Listed entries:
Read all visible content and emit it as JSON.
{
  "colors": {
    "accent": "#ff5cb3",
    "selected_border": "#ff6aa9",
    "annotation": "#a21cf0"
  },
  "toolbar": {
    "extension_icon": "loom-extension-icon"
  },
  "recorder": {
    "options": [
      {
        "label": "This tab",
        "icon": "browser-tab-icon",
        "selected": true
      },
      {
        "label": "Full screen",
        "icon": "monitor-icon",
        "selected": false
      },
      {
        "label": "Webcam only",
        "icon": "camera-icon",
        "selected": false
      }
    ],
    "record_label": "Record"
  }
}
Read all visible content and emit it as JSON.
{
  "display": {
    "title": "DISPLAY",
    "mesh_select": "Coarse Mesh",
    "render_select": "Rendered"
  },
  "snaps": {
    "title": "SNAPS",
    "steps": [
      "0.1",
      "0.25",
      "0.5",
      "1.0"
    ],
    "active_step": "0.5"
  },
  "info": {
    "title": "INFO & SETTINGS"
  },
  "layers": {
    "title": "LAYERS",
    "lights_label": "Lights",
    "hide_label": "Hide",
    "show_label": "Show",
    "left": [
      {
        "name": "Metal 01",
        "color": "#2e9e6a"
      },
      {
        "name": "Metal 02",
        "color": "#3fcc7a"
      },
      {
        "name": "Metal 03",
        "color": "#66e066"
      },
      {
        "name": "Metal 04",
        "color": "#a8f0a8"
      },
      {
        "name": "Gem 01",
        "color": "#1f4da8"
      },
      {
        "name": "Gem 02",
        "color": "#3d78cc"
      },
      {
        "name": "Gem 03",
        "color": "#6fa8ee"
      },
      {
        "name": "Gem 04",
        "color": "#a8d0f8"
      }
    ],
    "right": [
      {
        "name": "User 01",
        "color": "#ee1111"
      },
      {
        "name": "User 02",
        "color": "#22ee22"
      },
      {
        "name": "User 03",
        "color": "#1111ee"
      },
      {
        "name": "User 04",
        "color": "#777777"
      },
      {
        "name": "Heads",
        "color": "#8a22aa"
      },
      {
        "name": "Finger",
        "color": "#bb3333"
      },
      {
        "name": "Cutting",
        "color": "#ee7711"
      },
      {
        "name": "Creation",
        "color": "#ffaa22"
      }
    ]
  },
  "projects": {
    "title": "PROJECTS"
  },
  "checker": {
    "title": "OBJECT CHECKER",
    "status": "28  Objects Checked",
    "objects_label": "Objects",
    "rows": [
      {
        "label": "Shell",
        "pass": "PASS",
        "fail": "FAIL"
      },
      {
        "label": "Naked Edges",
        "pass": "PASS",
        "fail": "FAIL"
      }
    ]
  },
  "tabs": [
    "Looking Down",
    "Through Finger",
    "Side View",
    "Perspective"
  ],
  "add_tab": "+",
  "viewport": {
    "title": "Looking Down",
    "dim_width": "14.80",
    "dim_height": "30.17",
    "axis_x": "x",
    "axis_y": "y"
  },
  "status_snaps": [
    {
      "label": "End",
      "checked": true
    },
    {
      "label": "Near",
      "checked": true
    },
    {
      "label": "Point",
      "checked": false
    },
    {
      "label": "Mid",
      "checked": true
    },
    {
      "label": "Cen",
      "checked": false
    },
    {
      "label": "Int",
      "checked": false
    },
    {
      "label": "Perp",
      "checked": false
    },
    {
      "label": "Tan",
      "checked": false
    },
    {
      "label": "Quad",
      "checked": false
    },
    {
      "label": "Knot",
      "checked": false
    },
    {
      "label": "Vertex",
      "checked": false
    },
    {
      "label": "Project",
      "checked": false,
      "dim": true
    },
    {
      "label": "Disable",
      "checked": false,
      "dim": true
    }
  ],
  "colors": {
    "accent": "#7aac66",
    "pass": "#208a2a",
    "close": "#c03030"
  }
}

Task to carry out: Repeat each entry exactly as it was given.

Your solution:
Read all visible content and emit it as JSON.
{
  "colors": {
    "accent": "#ff5cb3",
    "selected_border": "#ff6aa9",
    "annotation": "#a21cf0"
  },
  "toolbar": {
    "extension_icon": "loom-extension-icon"
  },
  "recorder": {
    "options": [
      {
        "label": "This tab",
        "icon": "browser-tab-icon",
        "selected": true
      },
      {
        "label": "Full screen",
        "icon": "monitor-icon",
        "selected": false
      },
      {
        "label": "Webcam only",
        "icon": "camera-icon",
        "selected": false
      }
    ],
    "record_label": "Record"
  }
}
Read all visible content and emit it as JSON.
{
  "display": {
    "title": "DISPLAY",
    "mesh_select": "Coarse Mesh",
    "render_select": "Rendered"
  },
  "snaps": {
    "title": "SNAPS",
    "steps": [
      "0.1",
      "0.25",
      "0.5",
      "1.0"
    ],
    "active_step": "0.5"
  },
  "info": {
    "title": "INFO & SETTINGS"
  },
  "layers": {
    "title": "LAYERS",
    "lights_label": "Lights",
    "hide_label": "Hide",
    "show_label": "Show",
    "left": [
      {
        "name": "Metal 01",
        "color": "#2e9e6a"
      },
      {
        "name": "Metal 02",
        "color": "#3fcc7a"
      },
      {
        "name": "Metal 03",
        "color": "#66e066"
      },
      {
        "name": "Metal 04",
        "color": "#a8f0a8"
      },
      {
        "name": "Gem 01",
        "color": "#1f4da8"
      },
      {
        "name": "Gem 02",
        "color": "#3d78cc"
      },
      {
        "name": "Gem 03",
        "color": "#6fa8ee"
      },
      {
        "name": "Gem 04",
        "color": "#a8d0f8"
      }
    ],
    "right": [
      {
        "name": "User 01",
        "color": "#ee1111"
      },
      {
        "name": "User 02",
        "color": "#22ee22"
      },
      {
        "name": "User 03",
        "color": "#1111ee"
      },
      {
        "name": "User 04",
        "color": "#777777"
      },
      {
        "name": "Heads",
        "color": "#8a22aa"
      },
      {
        "name": "Finger",
        "color": "#bb3333"
      },
      {
        "name": "Cutting",
        "color": "#ee7711"
      },
      {
        "name": "Creation",
        "color": "#ffaa22"
      }
    ]
  },
  "projects": {
    "title": "PROJECTS"
  },
  "checker": {
    "title": "OBJECT CHECKER",
    "status": "28  Objects Checked",
    "objects_label": "Objects",
    "rows": [
      {
        "label": "Shell",
        "pass": "PASS",
        "fail": "FAIL"
      },
      {
        "label": "Naked Edges",
        "pass": "PASS",
        "fail": "FAIL"
      }
    ]
  },
  "tabs": [
    "Looking Down",
    "Through Finger",
    "Side View",
    "Perspective"
  ],
  "add_tab": "+",
  "viewport": {
    "title": "Looking Down",
    "dim_width": "14.80",
    "dim_height": "30.17",
    "axis_x": "x",
    "axis_y": "y"
  },
  "status_snaps": [
    {
      "label": "End",
      "checked": true
    },
    {
      "label": "Near",
      "checked": true
    },
    {
      "label": "Point",
      "checked": false
    },
    {
      "label": "Mid",
      "checked": true
    },
    {
      "label": "Cen",
      "checked": false
    },
    {
      "label": "Int",
      "checked": false
    },
    {
      "label": "Perp",
      "checked": false
    },
    {
      "label": "Tan",
      "checked": false
    },
    {
      "label": "Quad",
      "checked": false
    },
    {
      "label": "Knot",
      "checked": false
    },
    {
      "label": "Vertex",
      "checked": false
    },
    {
      "label": "Project",
      "checked": false,
      "dim": true
    },
    {
      "label": "Disable",
      "checked": false,
      "dim": true
    }
  ],
  "colors": {
    "accent": "#7aac66",
    "pass": "#208a2a",
    "close": "#c03030"
  }
}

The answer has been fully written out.